The Accounting Technology list of the Top 100 VARs for 2003 had total sales of just over $653 million. That doesn't include overseas operations, which account for probably half the Tectura total and a much smaller portion of ePartners' revenue. But you get the picture, and these facts will have immediate implications for smaller resellers.
Vendors often give much more attention, under the 80/20 rule, to the top 20 percent of VARs. How do vendors-in this case Microsoft-allocate resources if a handful of partners generate a disproportionate amount of sales? How does Best Software respond when it does not have a reseller anywhere near the size of the large Microsoft resellers?
Some observers think Microsoft wants fewer, larger VARs, although Petrzelka says that Microsoft has not encouraged or discouraged the emergence of Tectura and ePartners. Meanwhile, Microsoft has steadfastly held that there is a role for smaller partners, including two- and three-person shops, and continues to authorize those kinds of resellers.
Previously, the thinking has been that the larger vendors will have to go after the larger deals and won't be able to compete with the local VARs, whose advantage was knowing their local markets. When ePartners was the only large entry, many thought it showed that a large reseller could not keep the entrepreneurial spirit that many believe is needed to be effective in delivering software and consulting services.
This is not the view of Petrzelka, who believes his company can achieve efficiencies and can bring resources to bear in markets in which smaller resources compete. It's clear that Tectura, at least, will be going head on the smaller operations. It's less clear with ePartners, which has tended to focus on the larger accounts. It's not certain that the giants will succeed. It is clear that many smaller resellers feel they need to bulk up, probably above the $3 million-a year-sales level, to be truly effective.
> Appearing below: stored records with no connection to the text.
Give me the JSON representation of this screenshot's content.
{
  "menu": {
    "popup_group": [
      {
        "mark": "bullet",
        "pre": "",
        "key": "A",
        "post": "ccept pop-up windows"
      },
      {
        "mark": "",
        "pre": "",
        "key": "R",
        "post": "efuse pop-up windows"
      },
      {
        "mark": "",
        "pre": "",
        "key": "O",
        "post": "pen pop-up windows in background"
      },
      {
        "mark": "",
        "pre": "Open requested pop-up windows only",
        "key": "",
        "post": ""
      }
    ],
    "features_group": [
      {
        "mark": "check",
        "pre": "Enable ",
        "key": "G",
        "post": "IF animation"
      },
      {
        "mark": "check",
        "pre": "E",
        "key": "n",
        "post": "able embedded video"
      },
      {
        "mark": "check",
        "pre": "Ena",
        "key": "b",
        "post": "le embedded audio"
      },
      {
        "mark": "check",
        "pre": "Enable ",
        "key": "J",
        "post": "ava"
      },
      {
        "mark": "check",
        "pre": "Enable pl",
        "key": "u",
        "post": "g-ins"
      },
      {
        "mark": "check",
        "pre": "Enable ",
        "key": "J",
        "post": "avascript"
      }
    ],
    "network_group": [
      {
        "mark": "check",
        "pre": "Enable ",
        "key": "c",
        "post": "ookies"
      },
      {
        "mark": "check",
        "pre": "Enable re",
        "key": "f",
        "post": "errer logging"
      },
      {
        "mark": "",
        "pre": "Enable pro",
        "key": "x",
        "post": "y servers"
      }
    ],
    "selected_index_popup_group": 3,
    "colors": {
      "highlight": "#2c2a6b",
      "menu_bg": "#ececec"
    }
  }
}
But why should roll-ups, not notably successful earlier, have a chance this time? The earlier ventures started before Microsoft ended up with Great Plains, Solomon, and Navision. That may be all the difference this round.